I have read some but not all of the newspaper reports this weekend – even four years later, it is still too raw – but I am shocked at the sheer scale of the damage and hurt that Mr. Paterson has caused. He removed lumps and breasts when there was no clinical need. My heart goes out to those women and their families who went through unnecessary physical and mental trauma and I do not pretend to understand what they are going through.

I cannot speak for anyone else, but personally I do not feel any satisfaction or pleasure that Mr. Paterson is going to jail. As his colleague Dr. Budhoo said, I doubt if he accepts or understands what he has done wrong. For me, the big question is not what was wrong with Mr. Paterson, but what was wrong with the culture and practices at the Trust? Why did no one else stop him from practicing surgery that was so clearly outside of all guidelines? Why, when questions were finally raised (as early as 2003) was prompt action not taken to stop him from harming patients, and why, when he was under an active investigation and clearly conflicted, was he allowed to see my mum and sign her off? Some of these questions are answered in the excellent review carried out by Sir Ian Kennedy who wrote:

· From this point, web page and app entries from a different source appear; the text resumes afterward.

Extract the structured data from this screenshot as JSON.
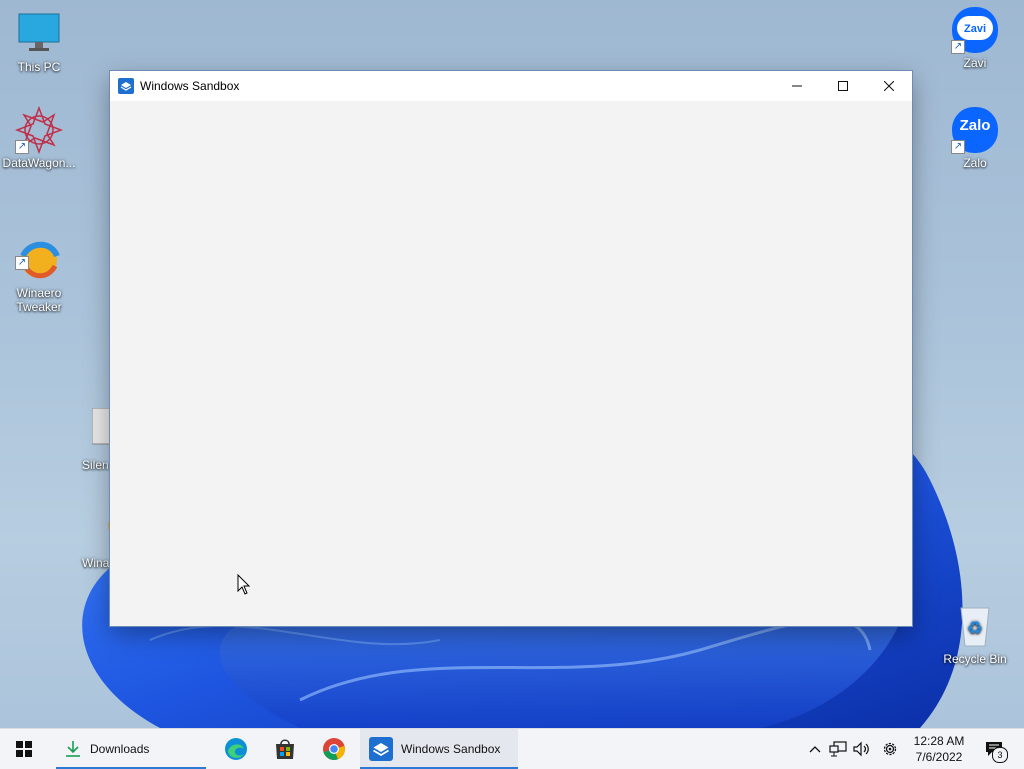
{
  "desktop": {
    "icons_left": [
      {
        "label": "This PC"
      },
      {
        "label": "DataWagon..."
      },
      {
        "label": "Winaero\nTweaker"
      },
      {
        "label": "Silen"
      },
      {
        "label": "Wina"
      }
    ],
    "icons_right": [
      {
        "label": "Zavi",
        "badge_text": "Zavi"
      },
      {
        "label": "Zalo",
        "badge_text": "Zalo"
      },
      {
        "label": "Recycle Bin"
      }
    ]
  },
  "window": {
    "title": "Windows Sandbox"
  },
  "taskbar": {
    "downloads_label": "Downloads",
    "sandbox_label": "Windows Sandbox",
    "clock_time": "12:28 AM",
    "clock_date": "7/6/2022",
    "notification_count": "3"
  },
  "colors": {
    "accent": "#2b7bd6",
    "window_bg": "#f3f3f3",
    "titlebar_bg": "#ffffff",
    "taskbar_bg": "#f2f4f7"
  }
}
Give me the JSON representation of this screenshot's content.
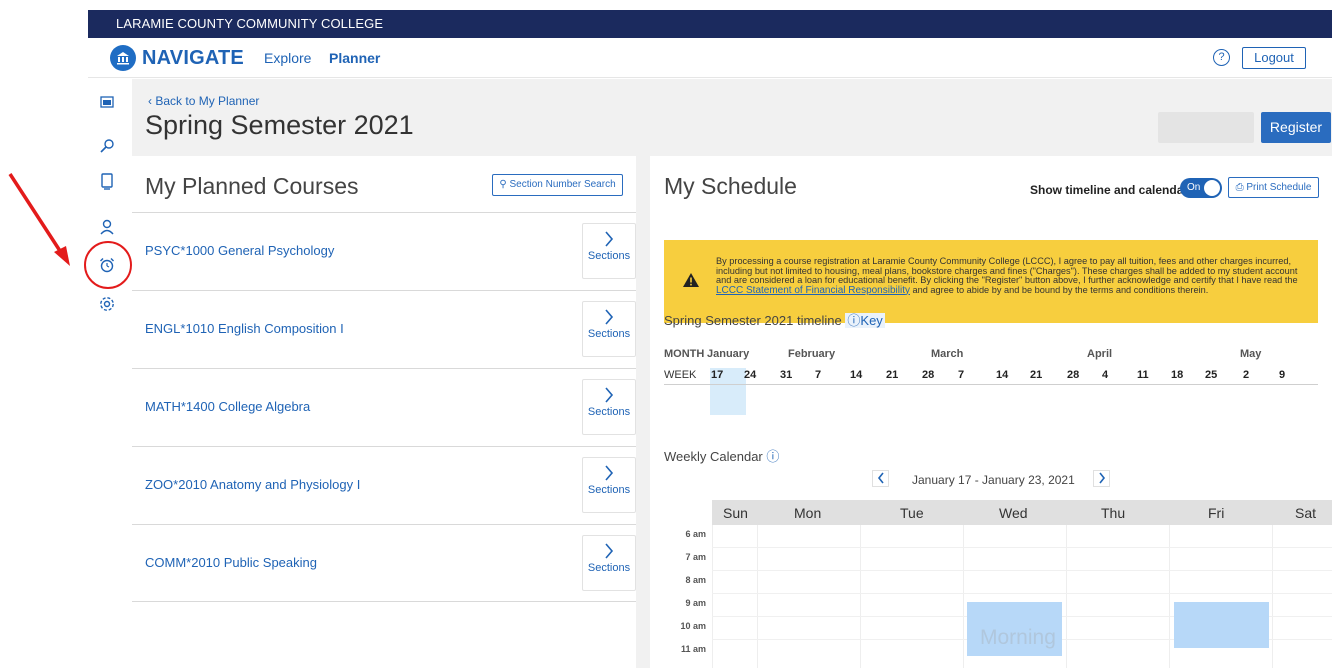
{
  "header": {
    "college_name": "LARAMIE COUNTY COMMUNITY COLLEGE",
    "app_name": "NAVIGATE",
    "nav": [
      "Explore",
      "Planner"
    ],
    "help_icon": "?",
    "logout_label": "Logout"
  },
  "sidebar": {
    "items": [
      "calendar-icon",
      "search-icon",
      "book-icon",
      "person-icon",
      "alarm-clock-icon",
      "gear-icon"
    ]
  },
  "page": {
    "back_link": "Back to My Planner",
    "title": "Spring Semester 2021",
    "register_label": "Register"
  },
  "planned_courses": {
    "title": "My Planned Courses",
    "section_search_label": "Section Number Search",
    "sections_label": "Sections",
    "courses": [
      "PSYC*1000 General Psychology",
      "ENGL*1010 English Composition I",
      "MATH*1400 College Algebra",
      "ZOO*2010 Anatomy and Physiology I",
      "COMM*2010 Public Speaking"
    ]
  },
  "schedule": {
    "title": "My Schedule",
    "show_timeline_label": "Show timeline and calendar",
    "toggle_state": "On",
    "print_label": "Print Schedule",
    "warning_text_1": "By processing a course registration at Laramie County Community College (LCCC), I agree to pay all tuition, fees and other charges incurred, including but not limited to housing, meal plans, bookstore charges and fines (\"Charges\"). These charges shall be added to my student account and are considered a loan for educational benefit. By clicking the \"Register\" button above, I further acknowledge and certify that I have read the ",
    "warning_link": "LCCC Statement of Financial Responsibility",
    "warning_text_2": " and agree to abide by and be bound by the terms and conditions therein.",
    "timeline_title": "Spring Semester 2021 timeline",
    "key_label": "Key",
    "month_label": "MONTH",
    "week_label": "WEEK",
    "months": [
      "January",
      "February",
      "March",
      "April",
      "May"
    ],
    "weeks": [
      "17",
      "24",
      "31",
      "7",
      "14",
      "21",
      "28",
      "7",
      "14",
      "21",
      "28",
      "4",
      "11",
      "18",
      "25",
      "2",
      "9"
    ],
    "weekly_title": "Weekly Calendar",
    "range": "January 17 - January 23, 2021",
    "days": [
      "Sun",
      "Mon",
      "Tue",
      "Wed",
      "Thu",
      "Fri",
      "Sat"
    ],
    "hours": [
      "6 am",
      "7 am",
      "8 am",
      "9 am",
      "10 am",
      "11 am"
    ],
    "event_label": "Morning"
  },
  "colors": {
    "topbar": "#1b2a5e",
    "brand_blue": "#1f63b5",
    "warning_yellow": "#f7ce3e",
    "event_blue": "#b7d8f8",
    "annotation_red": "#e31b1b"
  }
}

This is a tragic story. It is not a story about the whole of the NHS. It is about something that happened in one corner of one hospital Trust in one part of the NHS. But, it has lessons for the whole of the NHS. It is a story of women faced with a life threatening disease who have been harmed. It is a story of clinicians at their wits’ ends trying for years to get the Trust to address what was going on. It is a story of clinicians going along with what they knew to be poor performance. It is a story of weak and indecisive leadership from senior managers. It is a story of secrecy and containment. It is a story of a Board which did not carry out its responsibilities. It is a story of a surgeon who chose on occasions to operate on  women in a way unrecognised by his peers and thereby exposed them to harm.

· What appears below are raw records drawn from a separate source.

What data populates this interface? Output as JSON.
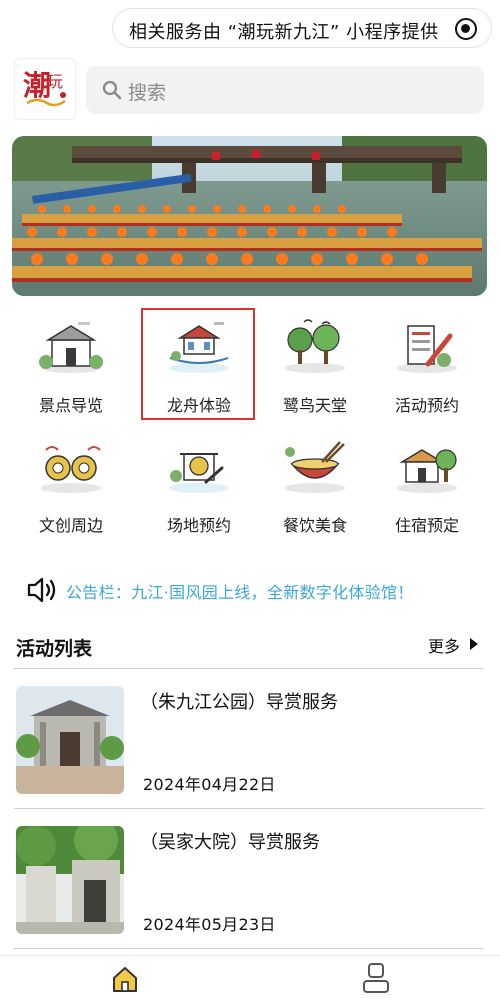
{
  "topbar": {
    "provider_text": "相关服务由 “潮玩新九江” 小程序提供",
    "icon": "target-icon"
  },
  "logo": {
    "icon": "chaowan-logo-icon"
  },
  "search": {
    "placeholder": "搜索",
    "icon": "search-icon"
  },
  "banner": {
    "icon": "dragon-boat-photo"
  },
  "grid": {
    "items": [
      {
        "label": "景点导览",
        "icon": "scenic-spot-icon"
      },
      {
        "label": "龙舟体验",
        "icon": "dragon-boat-icon",
        "selected": true
      },
      {
        "label": "鹭鸟天堂",
        "icon": "egret-paradise-icon"
      },
      {
        "label": "活动预约",
        "icon": "activity-booking-icon"
      },
      {
        "label": "文创周边",
        "icon": "cultural-product-icon"
      },
      {
        "label": "场地预约",
        "icon": "venue-booking-icon"
      },
      {
        "label": "餐饮美食",
        "icon": "food-bowl-icon"
      },
      {
        "label": "住宿预定",
        "icon": "lodging-icon"
      }
    ]
  },
  "notice": {
    "text": "公告栏：九江·国风园上线，全新数字化体验馆！",
    "icon": "speaker-icon"
  },
  "activities": {
    "title": "活动列表",
    "more_label": "更多",
    "items": [
      {
        "name": "（朱九江公园）导赏服务",
        "date": "2024年04月22日"
      },
      {
        "name": "（吴家大院）导赏服务",
        "date": "2024年05月23日"
      }
    ]
  },
  "tabbar": {
    "items": [
      {
        "icon": "home-icon",
        "active": true
      },
      {
        "icon": "user-icon",
        "active": false
      }
    ]
  },
  "colors": {
    "accent": "#3aa8d8",
    "selected_border": "#e03030",
    "home_icon": "#e8b41a"
  }
}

It was also my mum’s story. My mum died in August 2013. She was just 68 years old and left behind a heart broken widow, three children and three young grandchildren. There was a hurried out of court settlement with the NHS Trust before she died based upon a clinical assessment of her case. Whilst it was accepted that having a ‘cleavage sparing mastectomy’ had increased her risk of cancer returning, it could not be proven beyond doubt that it had caused her secondary bone cancer. Her lawyers said that she could challenge this but my mum chose to accept the judgement. Partly because she didn’t have long left and wanted her affairs to be in order before she passed away, but mostly because she took some comfort from the clinical report into her case. My mum did not want to die and it would have caused her unspeakable agony to know that her death was both unnecessary and avoidable.

Like everyone else who has ever been affected by a clinical or managerial error, my mum’s main aim in persuing a court action was not to receive an apology or money, but to ensure that this could never happen again to anyone else. The best legacy for my mum and the other patients and relatives affected by Mr. Paterson would be for everyone in the NHS to read Sir Ian Kennedy’s review.

The lessons it sets out are very simple: always put the patient and their needs first. If you have concerns about a colleague, raise them and do not stop until they are addressed.

In short, always do the right thing.